ASHINGTON — Seven months after President Obama first requested emergency funding to respond to the Zika crisis, an end to the congressional impasse over the money might finally be in sight. But first, the partisan politics are likely to stew for a little while longer.
According to congressional aides and lobbyists, Congress could tuck money for a Zika response into a funding bill that lawmakers must pass at the end of this month to keep the government open. A senior Senate Democratic aide described that scenario as “a decent bet.” One lobbyist called it “the general expectation” around Washington.
For health officials, the bad news is that Congress looks likely to wait until the last possible moment to pass a bill. And the unstated reason why is the same one that has kept the debate over Zika money mired on Capitol Hill for months: The virus isn’t viewed by the public as a big enough crisis to force lawmakers on either side of the aisle to back down.
Nearly 3,000 Zika cases have been diagnosed in the mainland United States, and more than 600 pregnant women have been infected. The virus is now spreading locally in the Miami area. Meantime, the White House has tried to bully the GOP majority into passing legislation, with everyone from Health and Human Services Secretary Sylvia Mathews Burwell to one of Obama’s closest advisers, Valerie Jarrett, sounding the alarm.
But outside the southern states seen as most vulnerable to Zika — and on the campaign trail in states where Zika-carrying mosquitoes aren’t prevalent — many of those warnings have been met with a shrug.
In a STAT-Harvard poll published last month, only 22 percent of Americans said they thought the virus was a major public health threat. Another 28 percent said it was a minor public health threat, and 39 percent said it was not a public health threat at all. Likewise, a Washington Post-ABC News poll found that two-thirds of the public was not particularly worried about Zika.
That general ambivalence has allowed Republicans and Democrats to hold firm in their positions.
And, officially, they’re still stuck.

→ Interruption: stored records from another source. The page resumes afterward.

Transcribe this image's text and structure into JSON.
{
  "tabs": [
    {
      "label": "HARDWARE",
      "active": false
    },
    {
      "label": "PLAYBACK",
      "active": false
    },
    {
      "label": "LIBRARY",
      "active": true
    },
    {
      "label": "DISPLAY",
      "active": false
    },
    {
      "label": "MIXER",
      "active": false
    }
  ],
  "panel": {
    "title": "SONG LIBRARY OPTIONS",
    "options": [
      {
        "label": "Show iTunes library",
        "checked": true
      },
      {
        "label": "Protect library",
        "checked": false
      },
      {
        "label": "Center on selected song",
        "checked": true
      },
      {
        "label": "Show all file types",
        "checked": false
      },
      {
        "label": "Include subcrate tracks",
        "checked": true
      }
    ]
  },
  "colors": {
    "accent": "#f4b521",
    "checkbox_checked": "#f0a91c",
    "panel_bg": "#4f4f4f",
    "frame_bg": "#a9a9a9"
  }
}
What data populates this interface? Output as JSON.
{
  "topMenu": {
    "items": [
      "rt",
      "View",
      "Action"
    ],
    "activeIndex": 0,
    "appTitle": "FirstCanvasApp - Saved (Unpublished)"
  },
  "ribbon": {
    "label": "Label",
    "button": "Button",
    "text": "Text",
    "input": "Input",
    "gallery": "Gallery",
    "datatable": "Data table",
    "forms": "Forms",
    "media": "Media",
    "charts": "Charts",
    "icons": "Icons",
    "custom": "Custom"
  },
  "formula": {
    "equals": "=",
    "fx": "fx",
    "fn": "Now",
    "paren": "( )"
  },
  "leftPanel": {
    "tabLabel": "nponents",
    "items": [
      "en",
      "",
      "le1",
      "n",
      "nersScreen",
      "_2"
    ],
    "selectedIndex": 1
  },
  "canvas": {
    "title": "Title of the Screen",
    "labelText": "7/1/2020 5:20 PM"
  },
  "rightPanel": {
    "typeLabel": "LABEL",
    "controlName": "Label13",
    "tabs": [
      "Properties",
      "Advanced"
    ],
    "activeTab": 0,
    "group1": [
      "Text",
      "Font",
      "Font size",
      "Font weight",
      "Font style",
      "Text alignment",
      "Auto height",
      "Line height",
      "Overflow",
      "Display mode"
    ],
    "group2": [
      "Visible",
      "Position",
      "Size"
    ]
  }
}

The Senate failed, again, Tuesday to advance the same $1.1 billion Zika funding package that fell short before lawmakers left for summer recess in July. Democrats blocked the bill, again, because they oppose provisions targeting Planned Parenthood and the Affordable Care Act.
Republicans are, again, blaming Democrats for playing political games and protecting their special interests, though it was the GOP that added contentious provisions to help the bill clear the House. Democrats have argued that an emergency bill is no place for controversial policies — even if media fact-checkers have accused the minority of stretching the truth about the Planned Parenthood provision that they have cited to justify their opposition.
So it has been for the last two months.
But, in the end, the Republican majority has its own reasons for wanting the Zika funding impasse to end.
The STAT poll found that far more Americans blame Republicans for failing to pass a Zika funding bill (42 percent) than blame Democrats (22 percent) or both sides equally (17 percent). And while Zika isn’t likely to be a big campaign issue in, say, New Hampshire, the center of the response right now is Florida, which has a crucial Senate race with a Republican incumbent and some toss-up House contests this November.
Republicans could be on the electoral hook if Congress fails to approve funding and the crisis gets worse. Senator Marco Rubio of Florida, a Republican, has supported every Zika funding measure — even Obama’s original $1.9 billion proposal — but Democratic-leaning groups are nonetheless planning to attack him over the issue in campaign ads.
“It is a question if Republicans are going to fold or hold strong,” said another lobbyist, speaking on condition of anonymity to speak candidly. “I think they took some real hits over the recess and, wanting to hold the Senate, they may be willing to fold into” a bigger government spending bill. That would put the issue to rest without the GOP majority having to make a politically embarrassing reversal on the standalone bill.
Seven months later, it looks like that’s how this ends.